Sunday, May 03, 2015

Process-Driven Trading: Trading With Quality

We often hear that traders should be process driven and strictly follow their process as a way of avoiding psychologically-driven biases and poor trading practices.  This draws upon an analogy between trading and the running of a manufacturing or service business.  In the business setting, you are looking for consistent, high quality.  Variability of output = low quality.  For example, if you're manufacturing a drug, you want the production process to turn out the same pill all the time.  If you're a delivery service, you want consistent on-time delivery--and you standardize each step of the process to make sure that happens.
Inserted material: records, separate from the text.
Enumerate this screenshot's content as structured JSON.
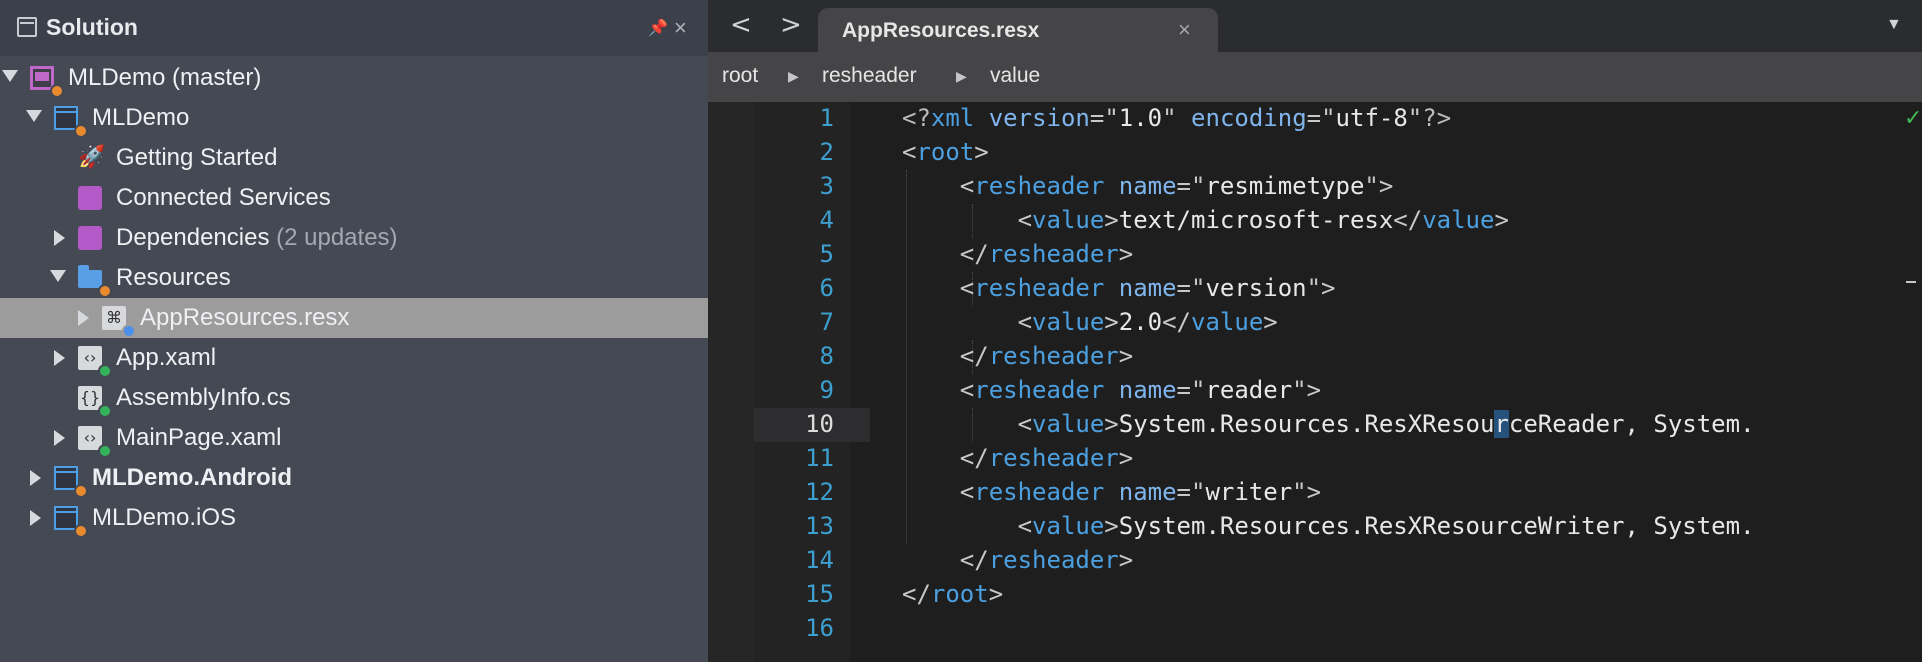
{
  "solution_pad": {
    "title": "Solution",
    "tree": [
      {
        "label": "MLDemo (master)",
        "note": "",
        "bold": false,
        "arrow": "down",
        "icon": "solution-icon",
        "badge": "orange"
      },
      {
        "label": "MLDemo",
        "note": "",
        "bold": false,
        "arrow": "down",
        "icon": "project-icon",
        "badge": "orange"
      },
      {
        "label": "Getting Started",
        "note": "",
        "bold": false,
        "arrow": "none",
        "icon": "rocket-icon",
        "badge": "none"
      },
      {
        "label": "Connected Services",
        "note": "",
        "bold": false,
        "arrow": "none",
        "icon": "connected-services-icon",
        "badge": "none"
      },
      {
        "label": "Dependencies",
        "note": "(2 updates)",
        "bold": false,
        "arrow": "right",
        "icon": "dependencies-icon",
        "badge": "none"
      },
      {
        "label": "Resources",
        "note": "",
        "bold": false,
        "arrow": "down",
        "icon": "folder-icon",
        "badge": "orange"
      },
      {
        "label": "AppResources.resx",
        "note": "",
        "bold": false,
        "arrow": "right",
        "icon": "resx-file-icon",
        "badge": "blue",
        "selected": true
      },
      {
        "label": "App.xaml",
        "note": "",
        "bold": false,
        "arrow": "right",
        "icon": "xaml-file-icon",
        "badge": "green"
      },
      {
        "label": "AssemblyInfo.cs",
        "note": "",
        "bold": false,
        "arrow": "none",
        "icon": "cs-file-icon",
        "badge": "green"
      },
      {
        "label": "MainPage.xaml",
        "note": "",
        "bold": false,
        "arrow": "right",
        "icon": "xaml-file-icon",
        "badge": "green"
      },
      {
        "label": "MLDemo.Android",
        "note": "",
        "bold": true,
        "arrow": "right",
        "icon": "project-icon",
        "badge": "orange"
      },
      {
        "label": "MLDemo.iOS",
        "note": "",
        "bold": false,
        "arrow": "right",
        "icon": "project-icon",
        "badge": "orange"
      }
    ]
  },
  "editor": {
    "tab_label": "AppResources.resx",
    "back_glyph": "<",
    "forward_glyph": ">",
    "breadcrumb": [
      "root",
      "resheader",
      "value"
    ],
    "current_line": 10,
    "line_numbers": [
      "1",
      "2",
      "3",
      "4",
      "5",
      "6",
      "7",
      "8",
      "9",
      "10",
      "11",
      "12",
      "13",
      "14",
      "15",
      "16"
    ],
    "xml_decl": {
      "version": "1.0",
      "encoding": "utf-8"
    },
    "root_tag": "root",
    "headers": [
      {
        "name": "resmimetype",
        "value": "text/microsoft-resx"
      },
      {
        "name": "version",
        "value": "2.0"
      },
      {
        "name": "reader",
        "value_before_cursor": "System.Resources.ResXResou",
        "value_cursor": "r",
        "value_after_cursor": "ceReader, System."
      },
      {
        "name": "writer",
        "value": "System.Resources.ResXResourceWriter, System."
      }
    ],
    "status_icon": "check-icon"
  },
  "colors": {
    "pad_bg": "#454954",
    "selection_bg": "#9c9c9c",
    "editor_bg": "#1e1e1e",
    "line_number": "#3c9fd0",
    "xml_tag": "#4da0e0",
    "status_ok": "#3fb950"
  }
}
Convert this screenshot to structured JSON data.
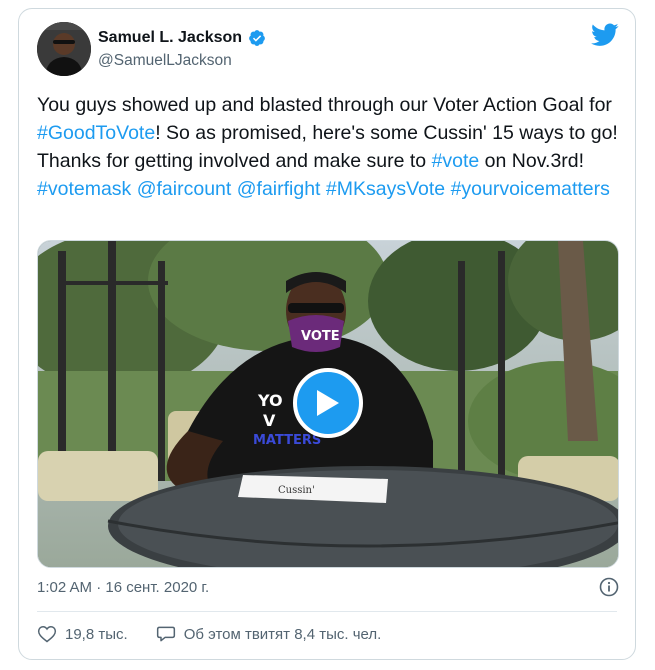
{
  "author": {
    "name": "Samuel L. Jackson",
    "handle": "@SamuelLJackson",
    "verified": true
  },
  "tweet": {
    "segments": [
      {
        "text": "You guys showed up and blasted through our Voter Action Goal for ",
        "link": false
      },
      {
        "text": "#GoodToVote",
        "link": true
      },
      {
        "text": "! So as promised, here's some Cussin' 15 ways to go!  Thanks for getting involved and make sure to ",
        "link": false
      },
      {
        "text": "#vote",
        "link": true
      },
      {
        "text": " on Nov.3rd! ",
        "link": false
      },
      {
        "text": "#votemask",
        "link": true
      },
      {
        "text": " ",
        "link": false
      },
      {
        "text": "@faircount",
        "link": true
      },
      {
        "text": " ",
        "link": false
      },
      {
        "text": "@fairfight",
        "link": true
      },
      {
        "text": " ",
        "link": false
      },
      {
        "text": "#MKsaysVote",
        "link": true
      },
      {
        "text": " ",
        "link": false
      },
      {
        "text": "#yourvoicematters",
        "link": true
      }
    ]
  },
  "media": {
    "type": "video",
    "mask_text": "VOTE",
    "shirt_lines": [
      "YO",
      "V",
      "MATTERS"
    ],
    "card_text": "Cussin'"
  },
  "timestamp": "1:02 AM · 16 сент. 2020 г.",
  "stats": {
    "likes": "19,8 тыс.",
    "discussion": "Об этом твитят 8,4 тыс. чел."
  },
  "colors": {
    "accent": "#1d9bf0",
    "text": "#0f1419",
    "muted": "#536471",
    "border": "#cfd9de"
  },
  "icons": {
    "logo": "twitter-bird-icon",
    "verified": "verified-badge-icon",
    "play": "play-icon",
    "info": "info-icon",
    "like": "heart-icon",
    "reply": "speech-bubble-icon"
  }
}
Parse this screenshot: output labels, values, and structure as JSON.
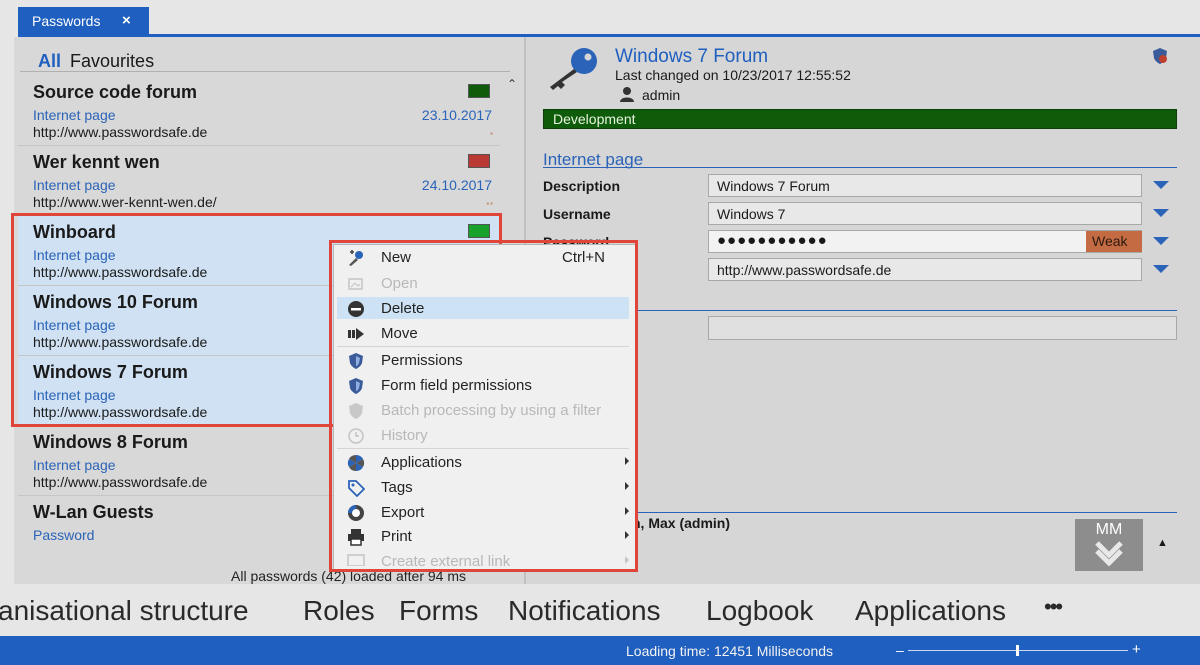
{
  "tab": {
    "title": "Passwords",
    "close": "×"
  },
  "filter": {
    "all": "All",
    "favourites": "Favourites"
  },
  "entries": [
    {
      "name": "Source code forum",
      "type": "Internet page",
      "date": "23.10.2017",
      "url": "http://www.passwordsafe.de",
      "color": "#0e5c0a",
      "dots": "▪"
    },
    {
      "name": "Wer kennt wen",
      "type": "Internet page",
      "date": "24.10.2017",
      "url": "http://www.wer-kennt-wen.de/",
      "color": "#b83a32",
      "dots": "▪▪"
    },
    {
      "name": "Winboard",
      "type": "Internet page",
      "date": "",
      "url": "http://www.passwordsafe.de",
      "color": "#18a12b",
      "dots": ""
    },
    {
      "name": "Windows 10 Forum",
      "type": "Internet page",
      "date": "",
      "url": "http://www.passwordsafe.de",
      "color": "",
      "dots": ""
    },
    {
      "name": "Windows 7 Forum",
      "type": "Internet page",
      "date": "",
      "url": "http://www.passwordsafe.de",
      "color": "",
      "dots": ""
    },
    {
      "name": "Windows 8 Forum",
      "type": "Internet page",
      "date": "",
      "url": "http://www.passwordsafe.de",
      "color": "",
      "dots": ""
    },
    {
      "name": "W-Lan Guests",
      "type": "Password",
      "date": "",
      "url": "",
      "color": "",
      "dots": ""
    }
  ],
  "list_footer": "All passwords (42) loaded after 94 ms",
  "detail": {
    "title": "Windows 7 Forum",
    "changed": "Last changed on 10/23/2017 12:55:52",
    "user": "admin",
    "tag": "Development",
    "section": "Internet page",
    "fields": [
      {
        "label": "Description",
        "value": "Windows 7 Forum"
      },
      {
        "label": "Username",
        "value": "Windows 7"
      },
      {
        "label": "Password",
        "value": "●●●●●●●●●●●"
      },
      {
        "label": "",
        "value": "http://www.passwordsafe.de"
      }
    ],
    "strength": "Weak",
    "owner": "n, Max (admin)",
    "avatar": "MM"
  },
  "context_menu": {
    "new": "New",
    "new_shortcut": "Ctrl+N",
    "open": "Open",
    "delete": "Delete",
    "move": "Move",
    "permissions": "Permissions",
    "form_field_permissions": "Form field permissions",
    "batch": "Batch processing by using a filter",
    "history": "History",
    "applications": "Applications",
    "tags": "Tags",
    "export": "Export",
    "print": "Print",
    "external_link": "Create external link"
  },
  "nav": [
    "anisational structure",
    "Roles",
    "Forms",
    "Notifications",
    "Logbook",
    "Applications",
    "•••"
  ],
  "status": {
    "loading": "Loading time: 12451 Milliseconds",
    "minus": "–",
    "plus": "+"
  }
}
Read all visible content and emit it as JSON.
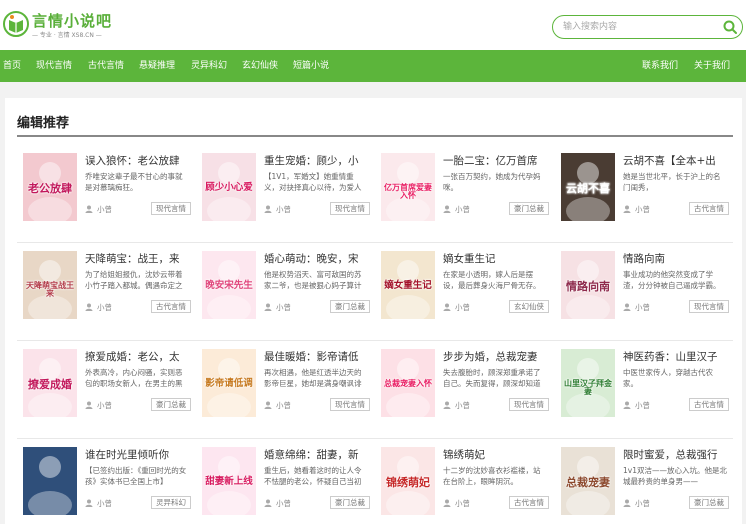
{
  "header": {
    "logo_title": "言情小说吧",
    "logo_sub": "— 专业 · 言情  XS8.CN —",
    "search_placeholder": "输入搜索内容"
  },
  "nav": {
    "left": [
      "首页",
      "现代言情",
      "古代言情",
      "悬疑推理",
      "灵异科幻",
      "玄幻仙侠",
      "短篇小说"
    ],
    "right": [
      "联系我们",
      "关于我们"
    ]
  },
  "section_title": "编辑推荐",
  "books": [
    {
      "title": "误入狼怀：老公放肆",
      "desc": "乔唯安这辈子最不甘心的事就是对慕璃痴狂。",
      "author": "小曾",
      "tag": "现代言情",
      "cover_text": "老公放肆",
      "cover_bg": "#f3c9cf",
      "cover_fg": "#c2185b"
    },
    {
      "title": "重生宠婚：顾少，小",
      "desc": "【1V1，军婚文】她重情重义，对抉择真心以待，为爱人",
      "author": "小曾",
      "tag": "现代言情",
      "cover_text": "顾少小心爱",
      "cover_bg": "#f7e0e6",
      "cover_fg": "#d81b60"
    },
    {
      "title": "一胎二宝：亿万首席",
      "desc": "一张百万契约，她成为代孕妈咪。",
      "author": "小曾",
      "tag": "豪门总裁",
      "cover_text": "亿万首席爱妻入怀",
      "cover_bg": "#fbe9ec",
      "cover_fg": "#e91e63"
    },
    {
      "title": "云胡不喜【全本+出",
      "desc": "她是当世北平，长于沪上的名门闺秀，",
      "author": "小曾",
      "tag": "古代言情",
      "cover_text": "云胡不喜",
      "cover_bg": "#4a3c33",
      "cover_fg": "#ffffff"
    },
    {
      "title": "天降萌宝：战王，来",
      "desc": "为了给姐姐报仇，沈妙云带着小竹子踏入都城。偶遇命定之",
      "author": "小曾",
      "tag": "古代言情",
      "cover_text": "天降萌宝战王来",
      "cover_bg": "#e8d7c6",
      "cover_fg": "#b23a48"
    },
    {
      "title": "婚心萌动：晚安，宋",
      "desc": "他是权势滔天、富可敌国的苏家二爷，也是被狠心妈子算计",
      "author": "小曾",
      "tag": "豪门总裁",
      "cover_text": "晚安宋先生",
      "cover_bg": "#fde7ef",
      "cover_fg": "#e0457b"
    },
    {
      "title": "嫡女重生记",
      "desc": "在家是小透明，嫁人后是摆设，最后葬身火海尸骨无存。",
      "author": "小曾",
      "tag": "玄幻仙侠",
      "cover_text": "嫡女重生记",
      "cover_bg": "#f3e6cf",
      "cover_fg": "#a3122a"
    },
    {
      "title": "情路向南",
      "desc": "事业成功的他突然变成了学渣，分分钟被自己逼成学霸。",
      "author": "小曾",
      "tag": "现代言情",
      "cover_text": "情路向南",
      "cover_bg": "#f6e1e4",
      "cover_fg": "#8e2a4c"
    },
    {
      "title": "撩爱成婚：老公，太",
      "desc": "外表高冷，内心闷骚，实则恶包的职场女新人，在男主的黑",
      "author": "小曾",
      "tag": "豪门总裁",
      "cover_text": "撩爱成婚",
      "cover_bg": "#fbe3ea",
      "cover_fg": "#c2185b"
    },
    {
      "title": "最佳暖婚：影帝请低",
      "desc": "再次相遇，他是红透半边天的影帝巨星，她却是满身嘲讽诽",
      "author": "小曾",
      "tag": "现代言情",
      "cover_text": "影帝请低调",
      "cover_bg": "#fcebd8",
      "cover_fg": "#c77a20"
    },
    {
      "title": "步步为婚，总裁宠妻",
      "desc": "失去腹胎时，顾深郑重承诺了自己。失而复得，顾深却知道",
      "author": "小曾",
      "tag": "现代言情",
      "cover_text": "总裁宠妻入怀",
      "cover_bg": "#fde0e6",
      "cover_fg": "#e91e63"
    },
    {
      "title": "神医药香：山里汉子",
      "desc": "中医世家传人，穿越古代农家。",
      "author": "小曾",
      "tag": "古代言情",
      "cover_text": "山里汉子拜金妻",
      "cover_bg": "#d8ecd4",
      "cover_fg": "#2e7d32"
    },
    {
      "title": "谁在时光里倾听你",
      "desc": "【已签约出版：《重回时光的女孩》实体书已全国上市】",
      "author": "小曾",
      "tag": "灵异科幻",
      "cover_text": "",
      "cover_bg": "#2f4f7a",
      "cover_fg": "#ffffff"
    },
    {
      "title": "婚意绵绵：甜妻，新",
      "desc": "重生后，她看着这时的让人令不怯腿的老公，怀疑自己当初",
      "author": "小曾",
      "tag": "豪门总裁",
      "cover_text": "甜妻新上线",
      "cover_bg": "#fde6f0",
      "cover_fg": "#d81b60"
    },
    {
      "title": "锦绣萌妃",
      "desc": "十二岁的沈妙喜衣衫褴褛，站在台阶上，眼眸阴沉。",
      "author": "小曾",
      "tag": "古代言情",
      "cover_text": "锦绣萌妃",
      "cover_bg": "#fbe6e6",
      "cover_fg": "#c62828"
    },
    {
      "title": "限时蜜爱，总裁强行",
      "desc": "1v1双洁——放心入坑。他是北城最矜贵的单身男——",
      "author": "小曾",
      "tag": "豪门总裁",
      "cover_text": "总裁宠妻",
      "cover_bg": "#e9e1d6",
      "cover_fg": "#8d4a2f"
    }
  ],
  "colors": {
    "brand_green": "#5cb53b",
    "nav_text": "#ffffff"
  }
}
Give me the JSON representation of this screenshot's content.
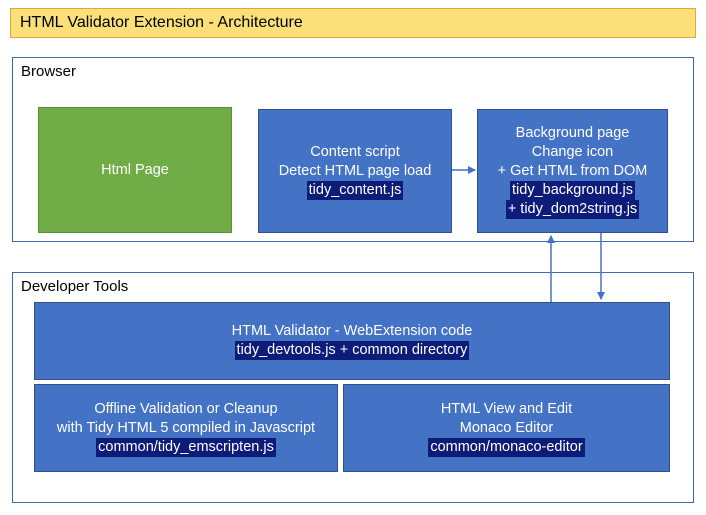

Essential to process-driven quality control are two ingredients: 1) measurement of outcomes and 2) identification of the activities that consistently generate those outcomes.  In the world of medicine, that has led to a focus on outcome research and the creation of evidence-based treatment protocols that standardize best practices.  If you receive surgery from an evidence-based treatment center, many of the decisions that are made, from the amount and type of anesthesia to the sterility of the operating room and the method of incision, will be laid out as protocols and derived from rigorous, controlled outcome studies.

When traders say that they are "following their process", what they should mean by that is that they have intensively studied what makes them money and what does not; identified their best trading practices; codified these best practices as protocols to follow; and then tracked their fidelity to these evidence-based practices.

In other words, a trader who is truly process-driven should demonstrate:

1)  Reliability - They do the same thing in the same situation each time;
2)  Validity - What they do is known to result in greater positive outcomes than following other procedures.

Most traders who speak of being process-driven do not truly track reliability and validity.  When they talk about being process-driven, what they mean is that they follow a routine.  Routines are necessary for quality control, but hardly sufficient.  Rowing a boat in a consistent manner doesn't help if you're headed in the wrong direction.  If traders don't track outcomes, identify the practices that generate favorable outcomes, and *then* ground routines in those practices, they are not trading with quality.

Trading with quality means putting as much time and effort into studying trading performance as studying markets.  The process-driven trader doesn't simply define a routine and follow it blindly.  Rather, process-driven trading means that you identify and understand what works and then systematically become more consistent in executing that.

Would you fly an airline that operated with the same quality control as you demonstrate in your trading?  

It's all about doing things right and doing the right things.

Further Reading:  Quality, Minds, and Markets